Schools across Ontario were open on Monday, Nov. 21 after a weekend of talks between the government and education workers secured a tentative contract and averted a strike.
The Canadian Union of Public Employees (CUPE) announced on the evening of Sunday, Nov. 20 that it had a tentative deal and its 55,000 education worker members would be on the job Monday, instead of going on strike.
CUPE said though they had tried over the weekend to secure staffing level guarantees, the tentative deal is the same offer the government presented to the union last week.
However, Laura Walton, president of CUPE's Ontario School Board Council of Unions, said it was time to take the deal to the membership for a vote.
Ratification votes are set to begin on Thursday, Nov. 24 and are expected to go through next weekend.
The four-year deal comes with a $1-per-hour raise each year, or about 3.59 per cent annually.
Chandra Pasma, the member of provincial parliament (MPP) for Ottawa-West Nepean, told The Sam Laprade Show on Nov. 21 while she is relieved that kids across the province are in school, she is also frustrated with how the provincial government handled the situation.

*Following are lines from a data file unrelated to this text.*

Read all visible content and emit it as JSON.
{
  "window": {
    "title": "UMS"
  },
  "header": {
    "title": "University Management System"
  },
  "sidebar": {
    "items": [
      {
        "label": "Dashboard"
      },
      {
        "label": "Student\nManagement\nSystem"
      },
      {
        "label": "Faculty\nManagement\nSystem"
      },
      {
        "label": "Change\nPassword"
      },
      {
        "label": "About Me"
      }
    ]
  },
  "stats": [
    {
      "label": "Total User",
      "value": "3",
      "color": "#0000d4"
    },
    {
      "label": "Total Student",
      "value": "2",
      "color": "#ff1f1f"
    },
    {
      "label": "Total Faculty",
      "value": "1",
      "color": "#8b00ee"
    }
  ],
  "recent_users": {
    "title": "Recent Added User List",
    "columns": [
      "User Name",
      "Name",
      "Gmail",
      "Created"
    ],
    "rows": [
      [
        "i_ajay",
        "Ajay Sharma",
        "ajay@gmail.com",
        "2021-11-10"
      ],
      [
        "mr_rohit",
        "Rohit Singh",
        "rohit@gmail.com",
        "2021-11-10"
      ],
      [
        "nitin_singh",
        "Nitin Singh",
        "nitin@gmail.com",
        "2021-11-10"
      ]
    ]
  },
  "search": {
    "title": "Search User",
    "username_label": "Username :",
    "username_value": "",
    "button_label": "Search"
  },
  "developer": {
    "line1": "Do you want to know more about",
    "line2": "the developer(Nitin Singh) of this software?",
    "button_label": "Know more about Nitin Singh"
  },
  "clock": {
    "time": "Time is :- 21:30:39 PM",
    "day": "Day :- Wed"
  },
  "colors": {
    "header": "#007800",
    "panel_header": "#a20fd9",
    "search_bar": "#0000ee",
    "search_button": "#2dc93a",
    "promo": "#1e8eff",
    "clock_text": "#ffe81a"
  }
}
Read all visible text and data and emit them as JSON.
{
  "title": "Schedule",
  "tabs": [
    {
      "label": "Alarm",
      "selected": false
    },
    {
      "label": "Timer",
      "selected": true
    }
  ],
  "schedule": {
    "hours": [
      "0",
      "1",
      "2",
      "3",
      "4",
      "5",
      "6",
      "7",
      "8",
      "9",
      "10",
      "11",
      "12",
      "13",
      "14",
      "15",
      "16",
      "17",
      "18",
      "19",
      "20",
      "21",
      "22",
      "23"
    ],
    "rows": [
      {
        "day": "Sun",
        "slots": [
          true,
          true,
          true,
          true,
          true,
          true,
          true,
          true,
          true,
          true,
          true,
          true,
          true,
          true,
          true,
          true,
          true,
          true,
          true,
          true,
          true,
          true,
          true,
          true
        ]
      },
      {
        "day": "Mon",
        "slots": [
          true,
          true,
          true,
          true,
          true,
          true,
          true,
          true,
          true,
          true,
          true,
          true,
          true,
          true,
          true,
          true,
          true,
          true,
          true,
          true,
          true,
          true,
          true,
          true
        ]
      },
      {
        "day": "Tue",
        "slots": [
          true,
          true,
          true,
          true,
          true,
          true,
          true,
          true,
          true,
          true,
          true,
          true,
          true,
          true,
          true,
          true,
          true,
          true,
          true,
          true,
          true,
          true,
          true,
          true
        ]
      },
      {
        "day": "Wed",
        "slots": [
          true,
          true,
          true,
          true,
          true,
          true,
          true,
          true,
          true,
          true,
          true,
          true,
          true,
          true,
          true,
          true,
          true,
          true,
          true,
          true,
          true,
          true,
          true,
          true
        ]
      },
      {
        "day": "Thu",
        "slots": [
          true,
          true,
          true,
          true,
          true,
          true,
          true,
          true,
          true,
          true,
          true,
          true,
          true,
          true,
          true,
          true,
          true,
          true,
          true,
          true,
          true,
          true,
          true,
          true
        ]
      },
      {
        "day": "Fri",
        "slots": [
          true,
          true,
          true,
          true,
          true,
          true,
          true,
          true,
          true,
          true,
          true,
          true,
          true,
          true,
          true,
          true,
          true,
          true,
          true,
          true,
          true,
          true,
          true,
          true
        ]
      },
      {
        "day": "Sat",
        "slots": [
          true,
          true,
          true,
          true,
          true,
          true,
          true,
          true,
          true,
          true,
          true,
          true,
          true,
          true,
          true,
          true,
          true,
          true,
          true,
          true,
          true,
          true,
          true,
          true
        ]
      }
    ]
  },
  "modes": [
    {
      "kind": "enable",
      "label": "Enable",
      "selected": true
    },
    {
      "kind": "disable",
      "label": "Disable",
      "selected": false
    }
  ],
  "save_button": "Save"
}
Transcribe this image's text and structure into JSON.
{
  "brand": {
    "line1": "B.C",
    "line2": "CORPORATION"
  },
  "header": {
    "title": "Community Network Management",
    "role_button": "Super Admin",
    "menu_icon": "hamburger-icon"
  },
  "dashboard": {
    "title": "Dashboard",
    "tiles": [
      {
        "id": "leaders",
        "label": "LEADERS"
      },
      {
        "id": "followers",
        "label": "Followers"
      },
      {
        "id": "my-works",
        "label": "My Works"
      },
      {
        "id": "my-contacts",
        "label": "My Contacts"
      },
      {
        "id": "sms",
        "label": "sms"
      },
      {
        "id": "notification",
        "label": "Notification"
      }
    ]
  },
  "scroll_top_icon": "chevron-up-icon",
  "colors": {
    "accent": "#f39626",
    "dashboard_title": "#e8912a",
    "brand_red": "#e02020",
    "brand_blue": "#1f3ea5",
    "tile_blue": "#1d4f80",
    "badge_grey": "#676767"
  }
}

"They delayed so long and created so much uncertainty instead of coming to the table and negotiating a deal that ensured our kids stayed in school with the support they need," she said.
Tom D'Amico, the director of education for the Ottawa Catholic School Board, told The Sam Laprade Show on Nov. 21 that he's pleased for families and students who have CUPE members back in schools, but the process isn't quite done yet.
"It's a complicated process," said D'Amico on the next steps after both sides reached a tentative agreement. "We don't have a ratified agreement yet, but we are getting closer and the process for negotiations will continue as needed."
Listen to the full interview with MPP Chandra Pasma below:
Listen to the full interview with Tom D'Amico below:
This report by The Canadian Press was first published Nov. 21, 2022.